Boarding a flight at Los Angeles International Airport (LAX) may no longer require digging out that boarding pass and passport — all you need is your face. On Monday, March 19, the Lufthansa Group airline announced the launch of biometric boarding at LAX. The announcement comes after the airline successfully tested the tool and boarded about 350 passengers on an A380 in only 20 minutes.
The self-boarding gates use cameras with facial recognition to photograph each passenger’s face. The image is then compared to the U.S. Customs and Border Protection’s (CBP) database in real time. Once the system has a match, the computer lists the passenger as boarded, without requiring a boarding pass or passport. The whole process, Lufthansa says, takes only a matter of seconds.

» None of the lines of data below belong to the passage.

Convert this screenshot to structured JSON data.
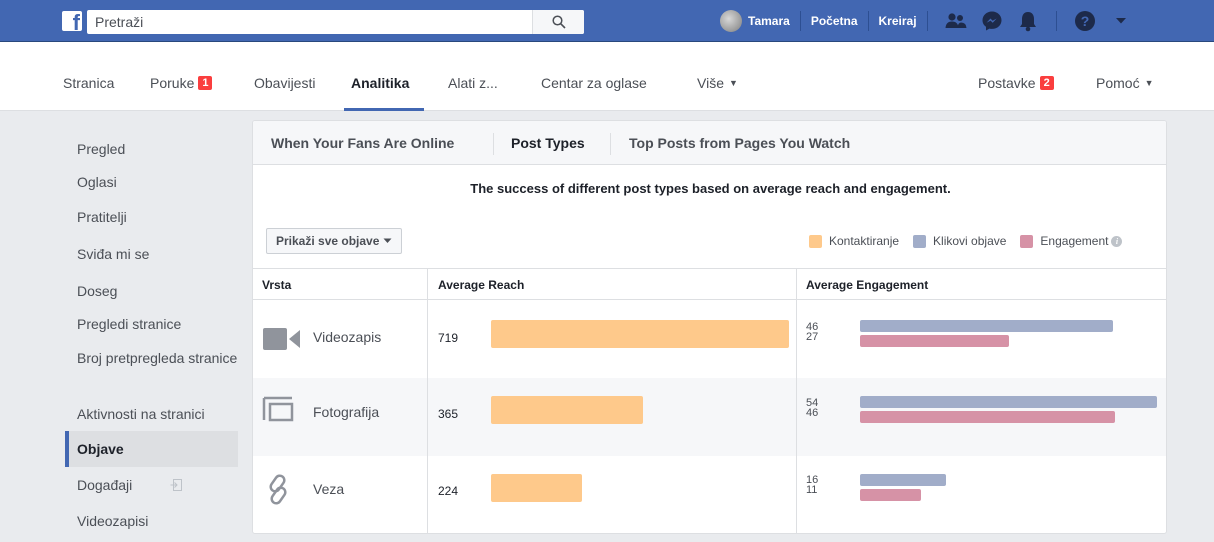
{
  "topbar": {
    "search_placeholder": "Pretraži",
    "user_name": "Tamara",
    "home_label": "Početna",
    "create_label": "Kreiraj"
  },
  "subnav": {
    "page": "Stranica",
    "messages": "Poruke",
    "messages_badge": "1",
    "notifications": "Obavijesti",
    "insights": "Analitika",
    "tools": "Alati z...",
    "ad_center": "Centar za oglase",
    "more": "Više",
    "settings": "Postavke",
    "settings_badge": "2",
    "help": "Pomoć"
  },
  "sidebar": {
    "items": [
      {
        "label": "Pregled"
      },
      {
        "label": "Oglasi"
      },
      {
        "label": "Pratitelji"
      },
      {
        "label": "Sviđa mi se"
      },
      {
        "label": "Doseg"
      },
      {
        "label": "Pregledi stranice"
      },
      {
        "label": "Broj pretpregleda stranice"
      },
      {
        "label": "Aktivnosti na stranici"
      },
      {
        "label": "Objave"
      },
      {
        "label": "Događaji"
      },
      {
        "label": "Videozapisi"
      }
    ],
    "active": "Objave"
  },
  "panel": {
    "tabs": [
      {
        "label": "When Your Fans Are Online"
      },
      {
        "label": "Post Types"
      },
      {
        "label": "Top Posts from Pages You Watch"
      }
    ],
    "active_tab": "Post Types",
    "subtitle": "The success of different post types based on average reach and engagement.",
    "filter_label": "Prikaži sve objave",
    "legend": [
      {
        "label": "Kontaktiranje",
        "color": "#fec98b"
      },
      {
        "label": "Klikovi objave",
        "color": "#a1adc9"
      },
      {
        "label": "Engagement",
        "color": "#d692a6"
      }
    ],
    "columns": {
      "type": "Vrsta",
      "reach": "Average Reach",
      "engagement": "Average Engagement"
    },
    "rows": [
      {
        "type": "Videozapis",
        "icon": "video-camera-icon",
        "reach": "719",
        "clicks": "46",
        "engagement": "27"
      },
      {
        "type": "Fotografija",
        "icon": "photo-icon",
        "reach": "365",
        "clicks": "54",
        "engagement": "46"
      },
      {
        "type": "Veza",
        "icon": "link-icon",
        "reach": "224",
        "clicks": "16",
        "engagement": "11"
      }
    ]
  },
  "colors": {
    "brand": "#4267b2",
    "reach_bar": "#fec98b",
    "clicks_bar": "#a1adc9",
    "engagement_bar": "#d692a6",
    "badge": "#fa3e3e"
  }
}
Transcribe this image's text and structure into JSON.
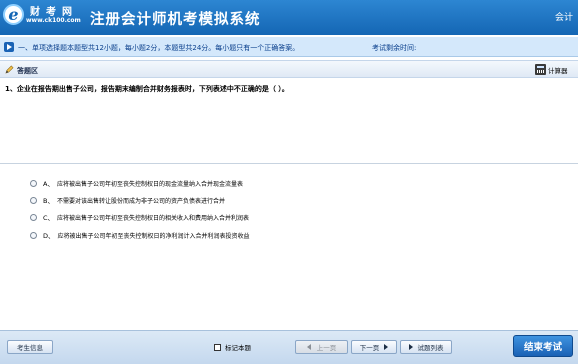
{
  "header": {
    "logo_letter": "e",
    "brand_name": "财考网",
    "brand_url": "www.ck100.com",
    "title": "注册会计师机考模拟系统",
    "subject": "会计"
  },
  "type_bar": {
    "instruction": "一、单项选择题本题型共12小题，每小题2分，本题型共24分。每小题只有一个正确答案。",
    "time_label": "考试剩余时间:"
  },
  "answer_area": {
    "label": "答题区",
    "calculator_label": "计算器"
  },
  "question": {
    "text": "1、企业在报告期出售子公司，报告期末编制合并财务报表时，下列表述中不正确的是（     ）。"
  },
  "options": [
    {
      "letter": "A、",
      "text": "应将被出售子公司年初至丧失控制权日的现金流量纳入合并现金流量表"
    },
    {
      "letter": "B、",
      "text": "不需要对该出售转让股份而成为非子公司的资产负债表进行合并"
    },
    {
      "letter": "C、",
      "text": "应将被出售子公司年初至丧失控制权日的相关收入和费用纳入合并利润表"
    },
    {
      "letter": "D、",
      "text": "应将被出售子公司年初至丧失控制权日的净利润计入合并利润表投资收益"
    }
  ],
  "footer": {
    "candidate_info": "考生信息",
    "mark_label": "标记本题",
    "prev": "上一页",
    "next": "下一页",
    "list": "试题列表",
    "end": "结束考试"
  },
  "colors": {
    "header_blue": "#1466b4",
    "type_bar_bg": "#d4e8fb",
    "end_button": "#1a61b5"
  },
  "icons": [
    "logo-icon",
    "arrow-right-icon",
    "pencil-icon",
    "calculator-icon",
    "prev-arrow-icon",
    "next-arrow-icon",
    "list-arrow-icon"
  ]
}
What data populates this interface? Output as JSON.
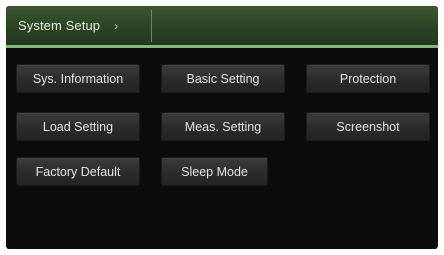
{
  "header": {
    "title": "System Setup",
    "chevron": "›",
    "accent_color": "#79c26a"
  },
  "buttons": {
    "sys_information": "Sys. Information",
    "basic_setting": "Basic Setting",
    "protection": "Protection",
    "load_setting": "Load Setting",
    "meas_setting": "Meas. Setting",
    "screenshot": "Screenshot",
    "factory_default": "Factory Default",
    "sleep_mode": "Sleep Mode"
  }
}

The technology was developed through a partnership with Amadeus, along with collaborating with the CBP, LAX Authority, and Vision-Box. Because the program uses CBP data, the airline doesn’t have to develop their own biometric database.

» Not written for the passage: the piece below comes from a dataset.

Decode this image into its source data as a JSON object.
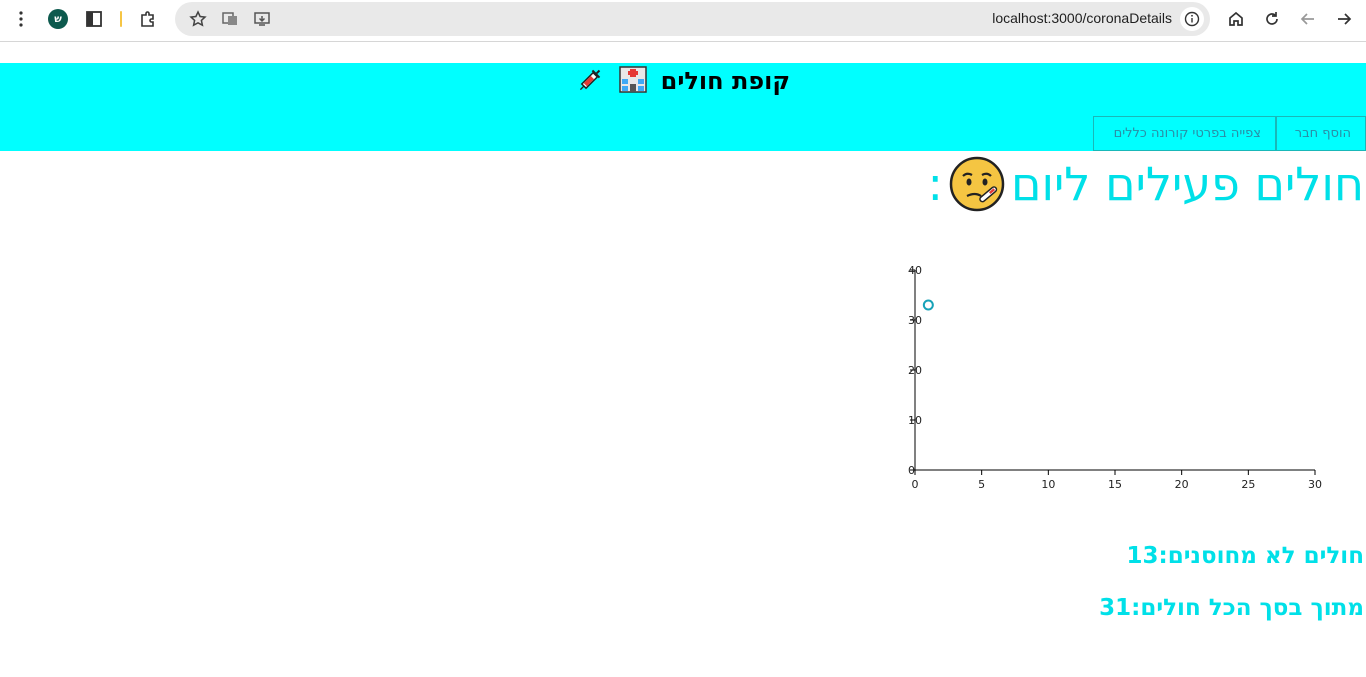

“CBP is excited to work with air travel industry partners like Lufthansa to demonstrate how facial biometrics can provide a range of traveler benefits for a secure and seamless passenger experience,” John Wagner, Deputy Executive Assistant Commissioner, Office of Field Operations, U.S. Customs and Border Protection, said in a statement.
As air travel continues to grow, airlines are looking for ways to speed up the often tedious process of boarding a plane. Lufthansa approached the problem looking at speeding up the boarding process, but the airline isn’t the only company looking at facial recognition as a security tool. Delta Airlines began testing a face-ID bag check at Minneapolis-St. Paul last summer. In Dubai, passengers walk through an 80-camera virtual tunnel with facial recognition to speed up the security process.
Lufthansa plans to expand the self-boarding gates to additional airports in the U.S.
“Biometric boarding has enormous potential to make the travel experience easier and less stressful,” Amadeus’ Guido Haarmann, managing director for airlines in central Europe, said. “Last year, over 1.6 billion passengers boarded planes using Amadeus Altéa technology. Amadeus’ mission is to develop technology that creates better journeys for travelers worldwide, and it is a pleasure to be working with our established partner Lufthansa to bring this innovative technology to market.”
- Facial recognition tech for bears aims to keep humans safe
- Federal bill would ban corporate facial recognition without consent
- Facebook ordered to pay $650 million in facial recognition lawsuit
- ACLU files complaint against Detroit police for false facial recognition arrest
- Microsoft won’t sell facial recognition technology to police